◆ Problem requirements:
A word-for-word copy of the listing, free of images, is the expected answer.

◆ Given information:
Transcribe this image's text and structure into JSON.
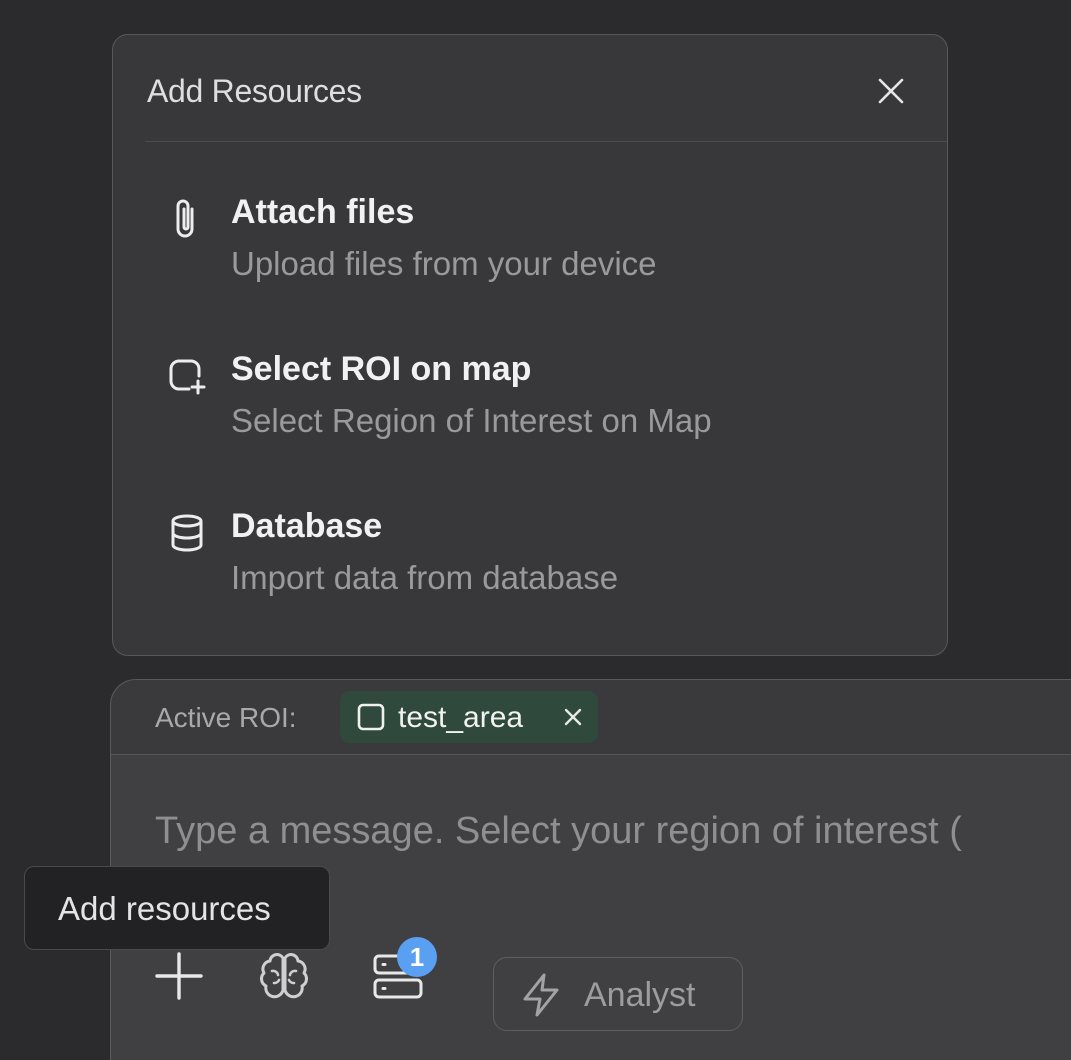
{
  "modal": {
    "title": "Add Resources",
    "close_icon": "close-icon",
    "options": [
      {
        "title": "Attach files",
        "description": "Upload files from your device",
        "icon": "paperclip-icon"
      },
      {
        "title": "Select ROI on map",
        "description": "Select Region of Interest on Map",
        "icon": "square-plus-icon"
      },
      {
        "title": "Database",
        "description": "Import data from database",
        "icon": "database-icon"
      }
    ]
  },
  "composer": {
    "roi_label": "Active ROI:",
    "roi_chip": {
      "name": "test_area",
      "icon": "square-icon",
      "remove_icon": "close-icon"
    },
    "message_placeholder": "Type a message. Select your region of interest (",
    "toolbar": {
      "add_icon": "plus-icon",
      "brain_icon": "brain-icon",
      "server_icon": "server-icon",
      "server_badge": "1",
      "mode_icon": "lightning-icon",
      "mode_label": "Analyst"
    }
  },
  "tooltip": {
    "text": "Add resources"
  },
  "colors": {
    "background": "#2b2b2d",
    "panel": "#38383a",
    "composer": "#404042",
    "chip": "#2f4a3c",
    "badge": "#5aa0f2"
  }
}
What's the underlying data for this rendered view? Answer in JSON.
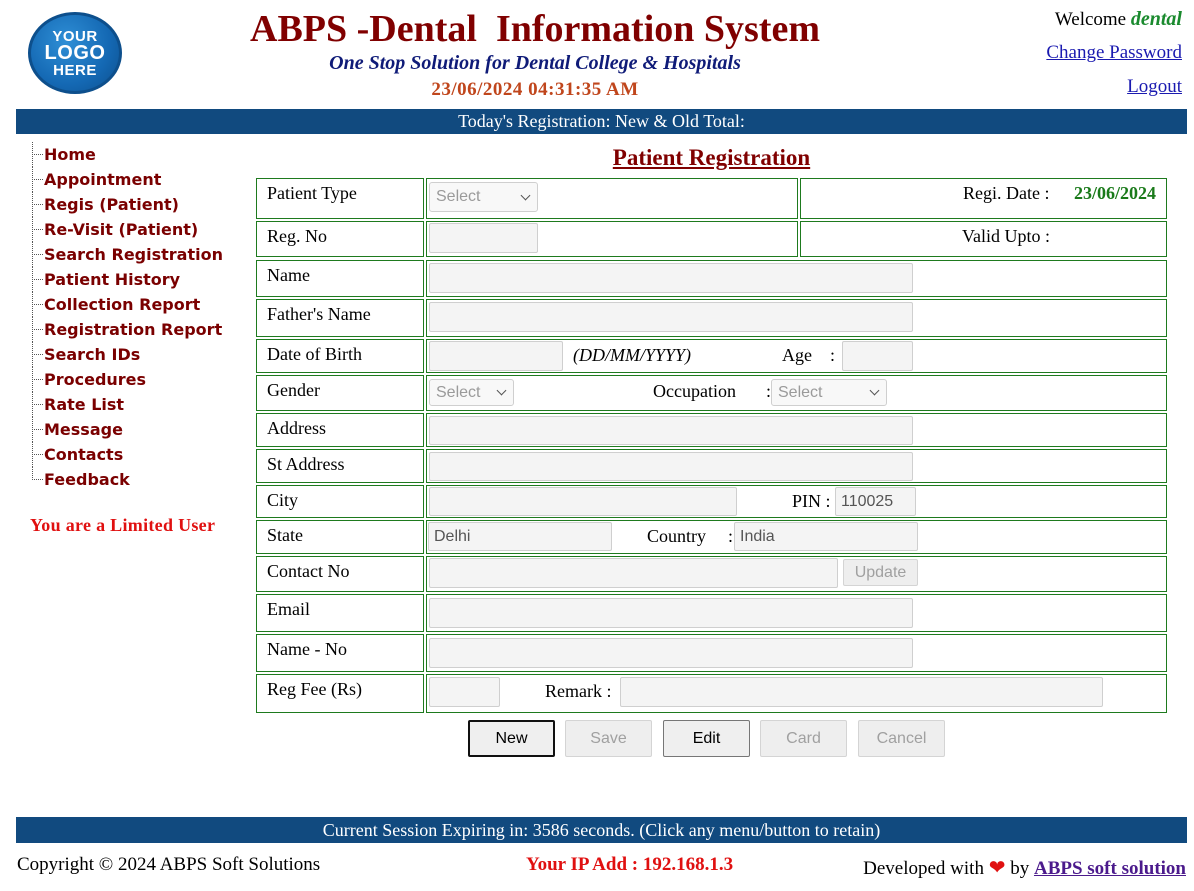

◆ Answer to this problem:
Transcribe this image's text and structure into JSON.
{
  "modal": {
    "title": "Add Resources",
    "close_icon": "close-icon",
    "options": [
      {
        "title": "Attach files",
        "description": "Upload files from your device",
        "icon": "paperclip-icon"
      },
      {
        "title": "Select ROI on map",
        "description": "Select Region of Interest on Map",
        "icon": "square-plus-icon"
      },
      {
        "title": "Database",
        "description": "Import data from database",
        "icon": "database-icon"
      }
    ]
  },
  "composer": {
    "roi_label": "Active ROI:",
    "roi_chip": {
      "name": "test_area",
      "icon": "square-icon",
      "remove_icon": "close-icon"
    },
    "message_placeholder": "Type a message. Select your region of interest (",
    "toolbar": {
      "add_icon": "plus-icon",
      "brain_icon": "brain-icon",
      "server_icon": "server-icon",
      "server_badge": "1",
      "mode_icon": "lightning-icon",
      "mode_label": "Analyst"
    }
  },
  "tooltip": {
    "text": "Add resources"
  },
  "colors": {
    "background": "#2b2b2d",
    "panel": "#38383a",
    "composer": "#404042",
    "chip": "#2f4a3c",
    "badge": "#5aa0f2"
  }
}
What's the underlying data for this rendered view? Answer in JSON.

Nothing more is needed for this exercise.